Bangkok 10300 Thailand
Fax: +66 2282 5131
Email: [email protected]
Ms. Boosara Kanchanalai
Chargé d’Affaires, Embassy of Thailand
1024 Wisconsin Ave. N.W.,
Washington, DC 20007
Phone: 202 944-3600 I Fax: 202 944-3611
Contact form: https://thaiembdc.org/contact/
Salutation: Dear Ms. Kanchanalai
Dear Prime Minister,
I write to urge your government to oppose the legal actions taken by Thammakaset Co. Ltd against their former employees, human rights activists and journalists in relation to their reporting and comments on labour conditions at the company’s chicken farm, and act to ensure that they do not proceed. In 2016, 14 employees at Thammakaset Co. Ltd reported abusive work conditions to Thai authorities. In response, their former employer has subjected former employees, activists and journalists to apparently retributive criminal and civil proceedings, including criminal defamation and computer crimes. The labor rights abuses raised by these employees – paid less than the minimum wage; failure to pay overtime; failure to provide adequate rest time and holidays and confiscation of identity documents – have previously been confirmed through several orders by Thai courts.
While the Bangkok Court dismissed the lawsuit filed against the 14 migrant workers, Thammakaset Co. Ltd continues to file new complaints of criminal defamation. Most recently in October 2018 Sutharee Wannasiri and Nan Win, a human rights specialist and former farm worker respectively, were charged under Articles 326 and 328 of the Thai Penal Code. They are scheduled to stand trial on 24 May 2019.
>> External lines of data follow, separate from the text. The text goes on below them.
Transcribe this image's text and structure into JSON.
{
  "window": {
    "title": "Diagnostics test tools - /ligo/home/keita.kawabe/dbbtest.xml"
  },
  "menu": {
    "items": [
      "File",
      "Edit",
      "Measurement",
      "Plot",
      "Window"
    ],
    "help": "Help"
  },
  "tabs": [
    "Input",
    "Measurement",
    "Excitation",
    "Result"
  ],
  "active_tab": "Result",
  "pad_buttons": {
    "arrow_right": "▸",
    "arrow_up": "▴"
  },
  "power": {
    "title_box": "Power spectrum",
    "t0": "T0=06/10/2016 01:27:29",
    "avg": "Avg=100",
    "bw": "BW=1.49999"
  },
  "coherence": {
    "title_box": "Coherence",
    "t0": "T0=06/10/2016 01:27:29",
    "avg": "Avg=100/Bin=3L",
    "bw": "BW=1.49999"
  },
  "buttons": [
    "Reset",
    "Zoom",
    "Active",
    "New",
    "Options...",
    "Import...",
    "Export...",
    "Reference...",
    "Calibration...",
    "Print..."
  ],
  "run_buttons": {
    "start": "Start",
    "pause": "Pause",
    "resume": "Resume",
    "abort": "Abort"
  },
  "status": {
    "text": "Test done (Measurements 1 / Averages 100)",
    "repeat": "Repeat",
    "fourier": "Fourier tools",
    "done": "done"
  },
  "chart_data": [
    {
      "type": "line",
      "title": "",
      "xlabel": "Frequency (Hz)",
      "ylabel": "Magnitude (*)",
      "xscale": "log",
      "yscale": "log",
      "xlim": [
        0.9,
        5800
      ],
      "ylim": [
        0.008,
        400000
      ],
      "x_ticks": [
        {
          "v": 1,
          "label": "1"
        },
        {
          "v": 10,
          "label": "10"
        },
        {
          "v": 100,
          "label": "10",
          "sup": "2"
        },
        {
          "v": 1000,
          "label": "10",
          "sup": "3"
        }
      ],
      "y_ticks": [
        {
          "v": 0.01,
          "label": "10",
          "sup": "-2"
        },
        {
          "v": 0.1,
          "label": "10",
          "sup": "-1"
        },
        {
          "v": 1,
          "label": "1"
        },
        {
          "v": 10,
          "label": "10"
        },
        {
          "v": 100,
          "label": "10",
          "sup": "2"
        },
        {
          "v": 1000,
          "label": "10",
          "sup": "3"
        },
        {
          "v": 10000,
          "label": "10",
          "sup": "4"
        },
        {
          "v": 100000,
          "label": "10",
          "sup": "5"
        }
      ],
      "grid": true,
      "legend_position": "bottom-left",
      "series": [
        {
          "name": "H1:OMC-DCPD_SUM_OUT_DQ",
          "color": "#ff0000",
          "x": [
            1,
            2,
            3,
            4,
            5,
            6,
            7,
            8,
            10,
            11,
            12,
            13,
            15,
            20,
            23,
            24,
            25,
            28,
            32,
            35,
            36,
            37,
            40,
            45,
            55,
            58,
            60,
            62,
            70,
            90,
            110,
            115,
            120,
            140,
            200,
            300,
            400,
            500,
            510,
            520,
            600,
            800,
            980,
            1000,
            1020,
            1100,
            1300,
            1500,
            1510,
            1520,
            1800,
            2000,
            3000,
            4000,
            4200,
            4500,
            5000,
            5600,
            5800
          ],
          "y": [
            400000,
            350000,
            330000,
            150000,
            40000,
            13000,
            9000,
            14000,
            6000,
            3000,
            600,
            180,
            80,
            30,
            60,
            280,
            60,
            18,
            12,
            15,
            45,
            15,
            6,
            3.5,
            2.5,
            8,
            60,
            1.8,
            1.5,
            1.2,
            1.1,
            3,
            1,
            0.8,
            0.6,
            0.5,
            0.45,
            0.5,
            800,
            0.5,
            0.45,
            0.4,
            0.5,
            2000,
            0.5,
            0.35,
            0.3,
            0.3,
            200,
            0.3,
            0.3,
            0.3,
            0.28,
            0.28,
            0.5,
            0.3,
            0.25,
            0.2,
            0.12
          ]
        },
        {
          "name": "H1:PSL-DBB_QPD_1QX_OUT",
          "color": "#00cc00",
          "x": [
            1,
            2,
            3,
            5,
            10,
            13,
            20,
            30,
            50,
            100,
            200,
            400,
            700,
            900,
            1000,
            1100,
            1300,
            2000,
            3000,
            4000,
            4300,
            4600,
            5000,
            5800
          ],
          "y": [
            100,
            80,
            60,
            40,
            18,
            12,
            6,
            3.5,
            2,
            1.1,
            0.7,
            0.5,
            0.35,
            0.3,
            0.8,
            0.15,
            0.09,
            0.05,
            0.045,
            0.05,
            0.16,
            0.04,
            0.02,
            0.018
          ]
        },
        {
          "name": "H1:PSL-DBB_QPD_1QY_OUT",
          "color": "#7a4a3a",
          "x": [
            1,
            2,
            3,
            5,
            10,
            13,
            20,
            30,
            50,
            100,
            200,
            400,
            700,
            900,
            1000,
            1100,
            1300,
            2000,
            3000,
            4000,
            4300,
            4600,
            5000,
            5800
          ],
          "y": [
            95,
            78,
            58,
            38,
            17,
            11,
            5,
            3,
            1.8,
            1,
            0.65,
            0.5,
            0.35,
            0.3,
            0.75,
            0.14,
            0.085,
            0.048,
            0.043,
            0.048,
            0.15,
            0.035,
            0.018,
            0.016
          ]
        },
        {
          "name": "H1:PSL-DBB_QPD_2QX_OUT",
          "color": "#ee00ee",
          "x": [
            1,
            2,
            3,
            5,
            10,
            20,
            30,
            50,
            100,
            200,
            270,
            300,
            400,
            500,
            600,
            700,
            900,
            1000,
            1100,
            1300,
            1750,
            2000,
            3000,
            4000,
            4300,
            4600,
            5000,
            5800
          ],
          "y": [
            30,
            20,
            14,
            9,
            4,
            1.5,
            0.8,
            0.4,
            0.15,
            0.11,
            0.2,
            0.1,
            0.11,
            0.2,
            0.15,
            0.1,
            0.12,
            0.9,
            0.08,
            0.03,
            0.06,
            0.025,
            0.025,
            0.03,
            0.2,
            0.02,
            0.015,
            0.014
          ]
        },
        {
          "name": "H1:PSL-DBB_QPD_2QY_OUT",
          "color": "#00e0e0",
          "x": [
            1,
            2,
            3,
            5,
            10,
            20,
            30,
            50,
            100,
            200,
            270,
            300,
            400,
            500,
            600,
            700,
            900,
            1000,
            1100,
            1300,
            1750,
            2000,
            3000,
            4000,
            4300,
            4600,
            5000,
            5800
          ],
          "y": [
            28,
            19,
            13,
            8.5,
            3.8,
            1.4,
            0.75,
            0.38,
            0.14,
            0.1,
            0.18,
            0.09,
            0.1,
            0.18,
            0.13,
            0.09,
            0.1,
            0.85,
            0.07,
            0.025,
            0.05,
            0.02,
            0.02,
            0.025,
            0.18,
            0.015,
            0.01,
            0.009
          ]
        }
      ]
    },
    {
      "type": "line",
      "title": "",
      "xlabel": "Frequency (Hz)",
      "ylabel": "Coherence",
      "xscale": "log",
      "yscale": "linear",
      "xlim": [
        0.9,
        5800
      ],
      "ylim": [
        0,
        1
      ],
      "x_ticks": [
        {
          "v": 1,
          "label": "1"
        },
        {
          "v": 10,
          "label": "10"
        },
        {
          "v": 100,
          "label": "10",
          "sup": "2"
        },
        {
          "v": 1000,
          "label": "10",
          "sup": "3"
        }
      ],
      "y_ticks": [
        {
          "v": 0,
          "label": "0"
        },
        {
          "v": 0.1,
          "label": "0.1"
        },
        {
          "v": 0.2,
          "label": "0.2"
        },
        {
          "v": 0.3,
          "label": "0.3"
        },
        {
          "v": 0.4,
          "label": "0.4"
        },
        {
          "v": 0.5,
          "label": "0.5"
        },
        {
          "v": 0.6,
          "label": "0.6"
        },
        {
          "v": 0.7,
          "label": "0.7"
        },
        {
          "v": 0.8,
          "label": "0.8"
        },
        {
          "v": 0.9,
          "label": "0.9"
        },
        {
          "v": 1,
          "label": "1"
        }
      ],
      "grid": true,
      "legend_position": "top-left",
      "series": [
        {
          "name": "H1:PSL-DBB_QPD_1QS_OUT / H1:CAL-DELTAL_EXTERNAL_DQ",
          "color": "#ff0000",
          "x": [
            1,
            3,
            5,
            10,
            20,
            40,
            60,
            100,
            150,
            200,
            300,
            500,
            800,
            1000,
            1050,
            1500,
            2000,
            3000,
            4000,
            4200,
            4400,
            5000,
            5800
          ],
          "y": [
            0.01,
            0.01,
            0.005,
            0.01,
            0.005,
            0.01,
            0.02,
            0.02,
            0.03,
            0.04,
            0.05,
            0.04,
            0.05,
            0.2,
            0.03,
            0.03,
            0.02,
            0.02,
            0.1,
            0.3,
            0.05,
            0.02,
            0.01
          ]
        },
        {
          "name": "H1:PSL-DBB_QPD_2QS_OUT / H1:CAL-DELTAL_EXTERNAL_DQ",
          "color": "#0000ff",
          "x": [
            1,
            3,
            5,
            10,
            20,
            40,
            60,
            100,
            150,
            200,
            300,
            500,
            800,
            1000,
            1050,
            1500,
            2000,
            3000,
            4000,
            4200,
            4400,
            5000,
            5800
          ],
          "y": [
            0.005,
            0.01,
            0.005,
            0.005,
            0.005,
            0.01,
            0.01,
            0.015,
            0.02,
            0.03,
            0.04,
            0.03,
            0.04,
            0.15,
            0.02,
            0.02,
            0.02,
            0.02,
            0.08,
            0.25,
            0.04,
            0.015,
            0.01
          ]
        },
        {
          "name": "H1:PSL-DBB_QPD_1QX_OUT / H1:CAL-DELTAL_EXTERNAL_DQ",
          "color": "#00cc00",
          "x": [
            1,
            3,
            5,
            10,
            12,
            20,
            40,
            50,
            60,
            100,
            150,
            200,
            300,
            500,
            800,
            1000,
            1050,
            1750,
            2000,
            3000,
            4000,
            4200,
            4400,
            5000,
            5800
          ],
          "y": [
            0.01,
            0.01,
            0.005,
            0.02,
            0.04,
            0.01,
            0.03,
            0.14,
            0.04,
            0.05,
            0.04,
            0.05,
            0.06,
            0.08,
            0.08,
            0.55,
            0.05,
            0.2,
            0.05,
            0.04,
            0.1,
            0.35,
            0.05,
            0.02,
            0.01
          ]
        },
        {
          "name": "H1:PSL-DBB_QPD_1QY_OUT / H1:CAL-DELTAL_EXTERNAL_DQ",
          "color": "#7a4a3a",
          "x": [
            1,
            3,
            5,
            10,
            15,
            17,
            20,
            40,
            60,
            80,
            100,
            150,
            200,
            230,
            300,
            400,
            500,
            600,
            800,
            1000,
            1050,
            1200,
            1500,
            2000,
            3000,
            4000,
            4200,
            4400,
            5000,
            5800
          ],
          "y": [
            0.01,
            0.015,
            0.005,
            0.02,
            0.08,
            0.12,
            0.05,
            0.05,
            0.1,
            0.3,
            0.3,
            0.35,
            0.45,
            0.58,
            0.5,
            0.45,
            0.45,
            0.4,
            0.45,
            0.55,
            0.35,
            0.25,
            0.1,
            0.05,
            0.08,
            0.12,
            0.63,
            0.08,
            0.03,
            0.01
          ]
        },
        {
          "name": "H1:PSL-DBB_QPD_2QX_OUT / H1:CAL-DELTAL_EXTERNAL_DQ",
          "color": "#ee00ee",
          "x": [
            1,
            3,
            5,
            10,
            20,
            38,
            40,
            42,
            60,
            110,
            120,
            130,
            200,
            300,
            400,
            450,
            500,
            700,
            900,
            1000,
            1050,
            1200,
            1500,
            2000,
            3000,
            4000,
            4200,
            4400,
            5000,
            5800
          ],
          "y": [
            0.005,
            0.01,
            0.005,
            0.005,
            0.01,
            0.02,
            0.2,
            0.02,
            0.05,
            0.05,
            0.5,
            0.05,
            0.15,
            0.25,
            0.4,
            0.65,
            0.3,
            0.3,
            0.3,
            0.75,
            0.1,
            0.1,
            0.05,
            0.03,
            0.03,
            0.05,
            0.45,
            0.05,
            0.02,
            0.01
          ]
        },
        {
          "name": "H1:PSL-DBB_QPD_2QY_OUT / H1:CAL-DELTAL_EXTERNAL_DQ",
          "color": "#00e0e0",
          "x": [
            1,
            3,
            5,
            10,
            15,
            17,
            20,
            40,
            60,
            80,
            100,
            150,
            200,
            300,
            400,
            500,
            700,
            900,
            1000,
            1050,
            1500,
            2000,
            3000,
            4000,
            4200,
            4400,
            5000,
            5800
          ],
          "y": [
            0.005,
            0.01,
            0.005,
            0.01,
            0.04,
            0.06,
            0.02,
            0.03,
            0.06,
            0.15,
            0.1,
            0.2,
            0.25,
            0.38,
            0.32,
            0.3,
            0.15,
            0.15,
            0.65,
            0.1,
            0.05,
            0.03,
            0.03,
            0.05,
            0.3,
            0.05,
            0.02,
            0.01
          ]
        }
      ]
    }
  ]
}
Amnesty International is concerned that these criminal proceedings threaten the protection of labor rights in Thailand, with a chilling effect on individuals – including those from vulnerable groups such as migrant workers – reporting on labor and other human rights violations for fear of prosecution and imprisonment. Under Thai law, migrant workers – who make up more than 10% of the Thai work force – may not form their own trade unions, and in practice the support of other rights defenders and advocacy groups has played a role in helping report and prevent abusive working conditions. I request that your government act to support human rights defenders’ work to highlight and prevent violations in the workplace, and protect human rights defenders from reprisal, including prosecution for peacefully exercising their rights to publicize violations, including by decriminalizing defamation.